**WHAT THE TASK ASKS:**
Lines in which "volume" appears should be pulled from the data below.

Items from a dataset:
▼
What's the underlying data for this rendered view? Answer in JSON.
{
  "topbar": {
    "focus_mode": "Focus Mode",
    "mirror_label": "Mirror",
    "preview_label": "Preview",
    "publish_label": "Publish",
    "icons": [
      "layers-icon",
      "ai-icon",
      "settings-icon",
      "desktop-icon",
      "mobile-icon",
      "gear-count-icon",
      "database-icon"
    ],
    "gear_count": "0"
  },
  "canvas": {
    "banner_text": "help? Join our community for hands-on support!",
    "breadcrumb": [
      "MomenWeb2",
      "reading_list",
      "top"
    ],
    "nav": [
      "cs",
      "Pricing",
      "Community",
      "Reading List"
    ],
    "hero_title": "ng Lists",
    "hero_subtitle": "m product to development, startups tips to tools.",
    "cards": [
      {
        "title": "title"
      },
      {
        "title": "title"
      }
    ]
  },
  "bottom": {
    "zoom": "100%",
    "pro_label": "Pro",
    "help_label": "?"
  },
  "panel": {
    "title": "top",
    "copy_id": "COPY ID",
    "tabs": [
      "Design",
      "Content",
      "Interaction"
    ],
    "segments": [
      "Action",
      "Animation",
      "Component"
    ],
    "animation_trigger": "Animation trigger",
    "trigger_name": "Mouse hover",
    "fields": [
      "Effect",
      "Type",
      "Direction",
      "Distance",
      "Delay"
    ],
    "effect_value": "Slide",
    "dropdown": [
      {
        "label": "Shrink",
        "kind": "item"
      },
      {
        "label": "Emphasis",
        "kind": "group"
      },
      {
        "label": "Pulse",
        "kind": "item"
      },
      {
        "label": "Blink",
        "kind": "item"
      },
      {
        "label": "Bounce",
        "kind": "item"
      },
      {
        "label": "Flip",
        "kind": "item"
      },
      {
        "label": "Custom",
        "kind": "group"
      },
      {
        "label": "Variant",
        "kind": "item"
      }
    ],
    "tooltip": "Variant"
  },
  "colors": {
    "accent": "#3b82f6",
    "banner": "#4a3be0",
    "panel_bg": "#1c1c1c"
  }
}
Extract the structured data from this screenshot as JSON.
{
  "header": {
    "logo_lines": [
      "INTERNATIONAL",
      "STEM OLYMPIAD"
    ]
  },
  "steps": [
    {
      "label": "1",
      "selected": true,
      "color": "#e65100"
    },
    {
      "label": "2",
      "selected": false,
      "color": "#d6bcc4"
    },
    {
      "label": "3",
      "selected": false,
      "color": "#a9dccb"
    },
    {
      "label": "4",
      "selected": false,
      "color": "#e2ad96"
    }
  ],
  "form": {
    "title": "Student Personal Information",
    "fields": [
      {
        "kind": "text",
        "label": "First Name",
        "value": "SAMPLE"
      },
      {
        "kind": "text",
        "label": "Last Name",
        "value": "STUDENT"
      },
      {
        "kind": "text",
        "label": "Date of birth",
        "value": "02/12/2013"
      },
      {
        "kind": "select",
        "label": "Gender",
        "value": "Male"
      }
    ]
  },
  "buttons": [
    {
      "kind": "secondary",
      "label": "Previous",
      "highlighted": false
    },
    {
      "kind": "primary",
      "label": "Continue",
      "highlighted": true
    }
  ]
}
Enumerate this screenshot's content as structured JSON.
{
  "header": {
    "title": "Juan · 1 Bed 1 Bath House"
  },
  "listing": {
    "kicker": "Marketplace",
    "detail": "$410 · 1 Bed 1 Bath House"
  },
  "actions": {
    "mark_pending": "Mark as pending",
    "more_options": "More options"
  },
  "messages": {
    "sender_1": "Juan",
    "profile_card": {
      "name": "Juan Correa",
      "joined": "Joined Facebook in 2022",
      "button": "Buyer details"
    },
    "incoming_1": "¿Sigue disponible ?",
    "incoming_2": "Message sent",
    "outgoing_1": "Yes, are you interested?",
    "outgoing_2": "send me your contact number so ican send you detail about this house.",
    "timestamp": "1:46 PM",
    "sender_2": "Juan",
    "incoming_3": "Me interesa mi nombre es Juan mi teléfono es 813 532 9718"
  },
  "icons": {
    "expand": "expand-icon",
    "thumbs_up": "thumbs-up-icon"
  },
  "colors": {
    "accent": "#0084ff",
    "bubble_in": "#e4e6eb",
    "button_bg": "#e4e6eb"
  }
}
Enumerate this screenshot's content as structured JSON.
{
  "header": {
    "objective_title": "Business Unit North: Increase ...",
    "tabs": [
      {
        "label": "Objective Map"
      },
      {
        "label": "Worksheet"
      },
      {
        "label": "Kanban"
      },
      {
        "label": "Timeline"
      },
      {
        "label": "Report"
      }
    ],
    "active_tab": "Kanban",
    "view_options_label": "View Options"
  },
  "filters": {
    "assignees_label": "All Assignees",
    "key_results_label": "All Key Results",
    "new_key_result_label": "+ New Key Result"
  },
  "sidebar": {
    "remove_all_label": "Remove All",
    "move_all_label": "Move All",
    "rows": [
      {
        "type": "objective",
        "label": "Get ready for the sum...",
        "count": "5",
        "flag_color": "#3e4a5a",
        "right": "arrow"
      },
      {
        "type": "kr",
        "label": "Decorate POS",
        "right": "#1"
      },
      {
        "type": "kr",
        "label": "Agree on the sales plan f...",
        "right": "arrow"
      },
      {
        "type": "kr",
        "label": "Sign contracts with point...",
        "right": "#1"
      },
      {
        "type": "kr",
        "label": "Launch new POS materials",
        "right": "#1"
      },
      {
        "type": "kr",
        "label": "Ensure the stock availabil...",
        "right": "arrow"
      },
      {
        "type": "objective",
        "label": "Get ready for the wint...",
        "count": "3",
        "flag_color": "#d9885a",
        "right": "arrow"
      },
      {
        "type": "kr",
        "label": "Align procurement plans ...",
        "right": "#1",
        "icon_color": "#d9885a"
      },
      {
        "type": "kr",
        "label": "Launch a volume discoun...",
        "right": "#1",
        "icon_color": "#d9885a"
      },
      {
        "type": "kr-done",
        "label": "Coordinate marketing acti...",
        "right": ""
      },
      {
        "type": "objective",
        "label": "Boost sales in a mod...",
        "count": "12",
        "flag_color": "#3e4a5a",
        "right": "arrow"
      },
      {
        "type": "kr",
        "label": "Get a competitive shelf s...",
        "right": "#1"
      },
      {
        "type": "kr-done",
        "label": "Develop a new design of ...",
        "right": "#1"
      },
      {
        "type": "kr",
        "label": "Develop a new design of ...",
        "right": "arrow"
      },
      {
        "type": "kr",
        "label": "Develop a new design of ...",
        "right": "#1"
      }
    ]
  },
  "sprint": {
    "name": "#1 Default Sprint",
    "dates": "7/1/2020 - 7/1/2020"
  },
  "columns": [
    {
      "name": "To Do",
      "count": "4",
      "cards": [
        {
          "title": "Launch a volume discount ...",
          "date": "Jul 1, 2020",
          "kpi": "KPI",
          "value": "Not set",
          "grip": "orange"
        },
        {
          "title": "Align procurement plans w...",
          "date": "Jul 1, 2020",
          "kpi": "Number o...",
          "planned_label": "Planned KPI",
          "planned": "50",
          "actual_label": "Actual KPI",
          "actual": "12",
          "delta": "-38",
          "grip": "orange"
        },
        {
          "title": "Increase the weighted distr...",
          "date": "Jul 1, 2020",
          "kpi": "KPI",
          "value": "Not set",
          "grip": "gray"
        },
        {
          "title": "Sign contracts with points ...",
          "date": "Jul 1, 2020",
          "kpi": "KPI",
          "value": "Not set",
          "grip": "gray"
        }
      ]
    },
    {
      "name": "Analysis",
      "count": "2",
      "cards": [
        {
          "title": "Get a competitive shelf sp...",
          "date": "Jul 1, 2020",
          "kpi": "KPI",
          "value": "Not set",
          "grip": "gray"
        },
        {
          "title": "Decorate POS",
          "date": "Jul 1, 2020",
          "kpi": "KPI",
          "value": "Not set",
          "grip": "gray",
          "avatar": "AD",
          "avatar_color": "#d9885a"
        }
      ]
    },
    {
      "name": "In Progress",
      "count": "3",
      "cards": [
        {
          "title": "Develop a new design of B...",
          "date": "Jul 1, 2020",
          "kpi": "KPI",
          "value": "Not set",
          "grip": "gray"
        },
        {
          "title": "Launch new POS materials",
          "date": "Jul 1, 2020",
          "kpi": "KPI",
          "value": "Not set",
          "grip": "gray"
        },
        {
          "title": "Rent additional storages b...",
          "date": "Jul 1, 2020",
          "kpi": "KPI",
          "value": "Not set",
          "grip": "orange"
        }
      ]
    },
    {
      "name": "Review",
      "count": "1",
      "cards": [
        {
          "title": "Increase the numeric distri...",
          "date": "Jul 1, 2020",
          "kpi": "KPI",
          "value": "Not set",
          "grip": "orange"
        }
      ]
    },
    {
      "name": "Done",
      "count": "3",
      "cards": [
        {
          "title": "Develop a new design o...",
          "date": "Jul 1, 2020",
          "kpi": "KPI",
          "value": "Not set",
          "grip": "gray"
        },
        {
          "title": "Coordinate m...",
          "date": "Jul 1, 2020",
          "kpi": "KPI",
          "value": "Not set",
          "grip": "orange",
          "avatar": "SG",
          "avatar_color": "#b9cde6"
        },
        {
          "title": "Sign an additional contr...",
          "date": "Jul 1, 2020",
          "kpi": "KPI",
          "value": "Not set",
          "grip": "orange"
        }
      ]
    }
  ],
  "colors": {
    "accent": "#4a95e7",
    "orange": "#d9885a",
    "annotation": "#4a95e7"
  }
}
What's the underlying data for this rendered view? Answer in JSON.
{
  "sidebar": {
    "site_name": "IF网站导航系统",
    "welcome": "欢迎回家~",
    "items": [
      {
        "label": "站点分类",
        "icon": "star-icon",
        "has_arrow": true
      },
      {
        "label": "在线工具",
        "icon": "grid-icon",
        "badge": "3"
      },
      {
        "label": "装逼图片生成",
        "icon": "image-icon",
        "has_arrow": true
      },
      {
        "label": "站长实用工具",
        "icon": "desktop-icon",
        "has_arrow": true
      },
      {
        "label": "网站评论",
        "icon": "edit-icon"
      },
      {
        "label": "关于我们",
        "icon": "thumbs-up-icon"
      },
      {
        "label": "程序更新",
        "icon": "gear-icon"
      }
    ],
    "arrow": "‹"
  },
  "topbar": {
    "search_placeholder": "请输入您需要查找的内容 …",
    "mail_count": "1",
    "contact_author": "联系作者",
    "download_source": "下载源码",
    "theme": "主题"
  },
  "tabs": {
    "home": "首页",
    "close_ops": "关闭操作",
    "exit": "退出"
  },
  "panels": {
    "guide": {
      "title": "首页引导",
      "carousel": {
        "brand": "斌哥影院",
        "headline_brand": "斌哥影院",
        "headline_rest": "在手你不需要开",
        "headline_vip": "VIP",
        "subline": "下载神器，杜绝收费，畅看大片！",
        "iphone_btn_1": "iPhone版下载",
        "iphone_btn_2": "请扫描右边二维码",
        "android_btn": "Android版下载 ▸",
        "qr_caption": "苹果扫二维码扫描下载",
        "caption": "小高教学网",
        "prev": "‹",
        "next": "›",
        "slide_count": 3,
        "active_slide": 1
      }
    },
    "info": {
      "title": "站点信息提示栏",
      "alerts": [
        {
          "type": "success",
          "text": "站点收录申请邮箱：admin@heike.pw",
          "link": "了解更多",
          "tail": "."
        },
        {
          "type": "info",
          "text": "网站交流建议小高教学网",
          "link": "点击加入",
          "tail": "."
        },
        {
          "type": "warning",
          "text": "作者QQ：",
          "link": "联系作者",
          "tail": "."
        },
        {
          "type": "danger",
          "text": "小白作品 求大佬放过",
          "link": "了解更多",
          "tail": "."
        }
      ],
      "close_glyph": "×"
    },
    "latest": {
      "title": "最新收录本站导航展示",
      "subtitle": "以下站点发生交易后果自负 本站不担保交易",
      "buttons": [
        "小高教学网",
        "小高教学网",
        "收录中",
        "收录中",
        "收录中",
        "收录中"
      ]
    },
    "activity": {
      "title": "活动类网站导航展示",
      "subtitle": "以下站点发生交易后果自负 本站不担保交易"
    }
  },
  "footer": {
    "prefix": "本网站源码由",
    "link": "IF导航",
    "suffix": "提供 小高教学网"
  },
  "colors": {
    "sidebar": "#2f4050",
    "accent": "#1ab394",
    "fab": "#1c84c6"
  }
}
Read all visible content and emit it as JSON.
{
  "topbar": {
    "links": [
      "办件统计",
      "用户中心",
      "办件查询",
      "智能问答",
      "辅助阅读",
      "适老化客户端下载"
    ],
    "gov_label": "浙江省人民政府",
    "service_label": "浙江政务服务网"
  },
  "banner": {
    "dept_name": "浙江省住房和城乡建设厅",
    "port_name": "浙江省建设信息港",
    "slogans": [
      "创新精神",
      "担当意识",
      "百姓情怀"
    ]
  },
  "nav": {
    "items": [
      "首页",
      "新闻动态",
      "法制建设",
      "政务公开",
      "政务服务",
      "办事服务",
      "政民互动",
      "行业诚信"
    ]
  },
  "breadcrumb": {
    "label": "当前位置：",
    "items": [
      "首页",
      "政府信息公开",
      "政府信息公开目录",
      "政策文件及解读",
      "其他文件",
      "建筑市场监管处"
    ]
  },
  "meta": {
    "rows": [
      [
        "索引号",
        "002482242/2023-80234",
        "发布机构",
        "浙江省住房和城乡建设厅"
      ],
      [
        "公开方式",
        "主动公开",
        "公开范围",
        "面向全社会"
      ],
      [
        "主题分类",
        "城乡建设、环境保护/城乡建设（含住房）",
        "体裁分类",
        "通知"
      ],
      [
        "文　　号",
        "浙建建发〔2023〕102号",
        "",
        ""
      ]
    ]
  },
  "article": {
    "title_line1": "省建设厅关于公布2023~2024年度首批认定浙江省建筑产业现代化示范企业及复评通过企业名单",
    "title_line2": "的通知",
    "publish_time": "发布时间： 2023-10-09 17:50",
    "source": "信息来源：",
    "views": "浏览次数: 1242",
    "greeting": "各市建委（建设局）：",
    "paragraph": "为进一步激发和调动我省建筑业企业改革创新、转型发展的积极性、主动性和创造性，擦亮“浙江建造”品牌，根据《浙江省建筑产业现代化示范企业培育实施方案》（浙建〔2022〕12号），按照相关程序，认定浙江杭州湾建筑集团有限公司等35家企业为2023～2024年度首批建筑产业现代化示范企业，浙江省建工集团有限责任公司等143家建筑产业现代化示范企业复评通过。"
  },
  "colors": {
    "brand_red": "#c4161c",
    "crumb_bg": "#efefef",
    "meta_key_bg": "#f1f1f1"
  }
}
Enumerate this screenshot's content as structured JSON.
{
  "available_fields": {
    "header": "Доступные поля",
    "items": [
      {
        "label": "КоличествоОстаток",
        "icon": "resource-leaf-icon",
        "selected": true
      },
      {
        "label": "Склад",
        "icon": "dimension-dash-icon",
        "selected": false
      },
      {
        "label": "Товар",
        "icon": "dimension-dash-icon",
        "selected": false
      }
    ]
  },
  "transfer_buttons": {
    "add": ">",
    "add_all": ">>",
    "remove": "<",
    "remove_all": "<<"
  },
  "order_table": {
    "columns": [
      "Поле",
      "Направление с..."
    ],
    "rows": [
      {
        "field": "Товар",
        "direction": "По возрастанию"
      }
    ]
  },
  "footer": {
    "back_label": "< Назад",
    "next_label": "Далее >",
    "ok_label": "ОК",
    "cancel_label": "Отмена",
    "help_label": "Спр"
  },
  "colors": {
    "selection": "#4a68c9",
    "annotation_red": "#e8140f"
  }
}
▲
**FINAL ANSWER:**
        "label": "Launch a volume discoun...",
          "title": "Launch a volume discount ...",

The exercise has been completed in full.